The end of 2015 saw two surprising facts: First the return of the two party system in Greece, which is now stronger than ever. Second, the end of the two party system in Spain. These significant, political developments, involve two south-Mediterranean countries that are severely affected by the financial crisis and a heavily shaken Eurozone.
In Greece, a leniently inadequate, unsuccessful government of Antonis Samaras and Evangelos Venizelos, resulted in the collapse of PASOK’s rates in favor of SYRIZA. This was also a serious blow to the popularity of Antonis Samaras and the New Democracy party. Within 3 years a new, major party was formed with Alexis Tsipras on its leadership.

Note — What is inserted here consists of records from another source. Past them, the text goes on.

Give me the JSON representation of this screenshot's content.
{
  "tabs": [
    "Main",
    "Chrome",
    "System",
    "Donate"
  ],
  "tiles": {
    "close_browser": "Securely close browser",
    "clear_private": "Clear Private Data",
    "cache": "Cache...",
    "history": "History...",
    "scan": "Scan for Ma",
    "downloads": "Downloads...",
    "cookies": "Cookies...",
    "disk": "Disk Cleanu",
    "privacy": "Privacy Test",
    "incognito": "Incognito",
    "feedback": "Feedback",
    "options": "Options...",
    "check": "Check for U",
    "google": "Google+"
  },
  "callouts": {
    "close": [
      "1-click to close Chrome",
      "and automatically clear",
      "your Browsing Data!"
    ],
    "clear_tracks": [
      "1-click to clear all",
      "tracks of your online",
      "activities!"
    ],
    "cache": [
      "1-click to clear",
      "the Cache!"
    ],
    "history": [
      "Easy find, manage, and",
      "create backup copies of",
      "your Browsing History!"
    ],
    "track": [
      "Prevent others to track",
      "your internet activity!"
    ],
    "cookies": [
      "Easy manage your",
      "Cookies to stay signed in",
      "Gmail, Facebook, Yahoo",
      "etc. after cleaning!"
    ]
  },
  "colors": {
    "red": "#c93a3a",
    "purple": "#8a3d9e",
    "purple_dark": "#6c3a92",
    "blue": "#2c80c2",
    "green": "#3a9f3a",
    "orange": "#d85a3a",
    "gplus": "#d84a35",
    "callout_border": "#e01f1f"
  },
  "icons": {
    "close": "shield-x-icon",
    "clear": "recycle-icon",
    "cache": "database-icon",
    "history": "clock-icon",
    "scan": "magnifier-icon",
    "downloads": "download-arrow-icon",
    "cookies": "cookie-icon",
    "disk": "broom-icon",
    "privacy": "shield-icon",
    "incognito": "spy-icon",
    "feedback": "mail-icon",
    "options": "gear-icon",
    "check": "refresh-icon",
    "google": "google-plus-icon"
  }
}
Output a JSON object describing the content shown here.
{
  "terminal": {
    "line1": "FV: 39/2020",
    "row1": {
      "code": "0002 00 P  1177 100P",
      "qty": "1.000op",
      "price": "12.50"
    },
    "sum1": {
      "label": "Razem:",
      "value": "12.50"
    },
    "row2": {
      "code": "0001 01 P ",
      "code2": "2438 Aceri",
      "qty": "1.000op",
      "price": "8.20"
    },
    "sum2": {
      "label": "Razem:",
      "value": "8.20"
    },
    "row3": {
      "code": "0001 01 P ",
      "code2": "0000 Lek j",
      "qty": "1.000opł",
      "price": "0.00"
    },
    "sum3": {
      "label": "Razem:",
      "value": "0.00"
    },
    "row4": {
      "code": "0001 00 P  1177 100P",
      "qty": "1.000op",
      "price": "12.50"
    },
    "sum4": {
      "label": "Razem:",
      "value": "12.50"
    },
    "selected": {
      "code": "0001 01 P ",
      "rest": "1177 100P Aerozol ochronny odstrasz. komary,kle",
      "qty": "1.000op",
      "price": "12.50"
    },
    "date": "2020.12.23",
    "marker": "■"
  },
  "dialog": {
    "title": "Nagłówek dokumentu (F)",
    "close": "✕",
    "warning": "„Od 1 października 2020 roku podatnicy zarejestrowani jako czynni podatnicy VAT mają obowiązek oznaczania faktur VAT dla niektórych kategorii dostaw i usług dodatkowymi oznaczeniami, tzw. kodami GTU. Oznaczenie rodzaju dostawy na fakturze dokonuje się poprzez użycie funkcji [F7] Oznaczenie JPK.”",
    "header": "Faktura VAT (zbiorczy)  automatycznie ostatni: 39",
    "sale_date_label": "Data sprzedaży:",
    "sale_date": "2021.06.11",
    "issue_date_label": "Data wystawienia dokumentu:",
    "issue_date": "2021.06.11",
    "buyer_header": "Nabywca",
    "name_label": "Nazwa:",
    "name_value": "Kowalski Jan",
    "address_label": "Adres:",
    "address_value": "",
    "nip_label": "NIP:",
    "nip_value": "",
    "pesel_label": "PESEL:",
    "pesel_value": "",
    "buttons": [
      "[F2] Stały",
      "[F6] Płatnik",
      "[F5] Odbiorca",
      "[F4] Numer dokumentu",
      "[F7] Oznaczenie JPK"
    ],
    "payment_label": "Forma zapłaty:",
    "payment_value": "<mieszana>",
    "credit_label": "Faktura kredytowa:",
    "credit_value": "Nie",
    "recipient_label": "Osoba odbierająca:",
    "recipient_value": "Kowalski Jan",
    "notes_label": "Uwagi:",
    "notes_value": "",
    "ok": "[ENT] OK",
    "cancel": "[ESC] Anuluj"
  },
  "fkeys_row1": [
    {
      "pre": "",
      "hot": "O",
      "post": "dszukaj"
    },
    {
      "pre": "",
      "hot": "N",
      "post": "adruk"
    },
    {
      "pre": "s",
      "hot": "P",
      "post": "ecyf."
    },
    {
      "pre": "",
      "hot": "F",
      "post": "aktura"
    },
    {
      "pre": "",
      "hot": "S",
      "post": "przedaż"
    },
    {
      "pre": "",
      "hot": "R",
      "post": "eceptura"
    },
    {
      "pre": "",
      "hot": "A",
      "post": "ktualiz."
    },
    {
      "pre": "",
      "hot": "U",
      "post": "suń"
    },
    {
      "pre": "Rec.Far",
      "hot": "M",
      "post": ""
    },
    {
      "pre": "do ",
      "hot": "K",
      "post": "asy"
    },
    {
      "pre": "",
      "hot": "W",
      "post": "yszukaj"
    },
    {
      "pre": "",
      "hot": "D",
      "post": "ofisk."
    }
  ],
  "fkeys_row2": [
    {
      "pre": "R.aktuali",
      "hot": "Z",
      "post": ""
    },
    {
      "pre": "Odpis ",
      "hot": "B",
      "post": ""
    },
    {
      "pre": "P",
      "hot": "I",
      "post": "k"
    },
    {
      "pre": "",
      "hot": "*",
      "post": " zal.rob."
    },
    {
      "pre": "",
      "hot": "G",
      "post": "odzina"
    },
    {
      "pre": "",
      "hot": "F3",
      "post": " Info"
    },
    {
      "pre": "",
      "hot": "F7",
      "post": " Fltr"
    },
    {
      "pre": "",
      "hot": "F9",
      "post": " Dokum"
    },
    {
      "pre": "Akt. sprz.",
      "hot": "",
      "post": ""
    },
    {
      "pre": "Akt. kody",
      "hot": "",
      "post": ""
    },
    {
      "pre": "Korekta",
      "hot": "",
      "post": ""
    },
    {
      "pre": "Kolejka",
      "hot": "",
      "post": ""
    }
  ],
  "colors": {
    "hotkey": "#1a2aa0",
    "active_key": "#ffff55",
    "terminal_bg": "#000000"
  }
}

So, New Democracy would either witness its collapse in the polls, which would be in favor of other, new and old, minor parties that had emerged in the meantime, or it would recur to become the epicenter of an alternative, leading motion. The December 20th leadership elections proved that New Democracy went for the second option for one political reason: With Vangelis Meimarrakis temporarily on its leadership, the party has supported Alexis Tsipras’ government and the 3rd memorandum. Furthermore, Mr Meimarakis has not ruled out the possibility of keeping the same stance, even after he is permanently elected at the party’s leadership.
Mr Meimarakis’ prevailed in the first round because he was supported (though not apparently) by former ND leader, Konstantinos Karamanlis. Many consider Mr Karamanlis, as the actual leader of the New Democracy party.
Ultimately Greece has returned to the two party system, which proves that the multi party system has failed, due to an inconsistency in words and deeds. Paradox though it may seem, the current developments in New Democracy are in favor of Mr. Alexis Tsipras. First, because he ensures his position as the leader of a centre-left political movement, and he retains a chance to attract candidates and even voters that in last September’s elections supported minor parties. Second, centrifugal tendencies are limited within the ruling party. After all not even Panagiotis Lafazanis’ former, powerful, left wing did not manage to enter the Parliament.
Mr Tsipras got the message: He realized that New Democracy would not disintegrate and that it is currently standing on the doorstep of dominion. Therefore, as far as his government is concerned, he shall have to regroup his powers and exclude inefficient government executives. The same should apply for ministers that though capable, sigh for the period when SYRIZA was in opposition.
P.S. Information regarding the ongoing communication and cooperation between Prime Minister Alexis Tsipras, former ND leader Konstantinos Karamanlis and President of the Hellenic Republic Prokopis Pavlopoulos is entailed in my previous article entitled, “Ramshackle scenery and the other Troika”, published on November 23rd, 2015.
PHOTO: Alexis Tsipras’ facebook page (Prime Minister Alexis Tsipras and President of the Hellenic Republic, Prokopis Pavlopoulos, September 21st, 2015)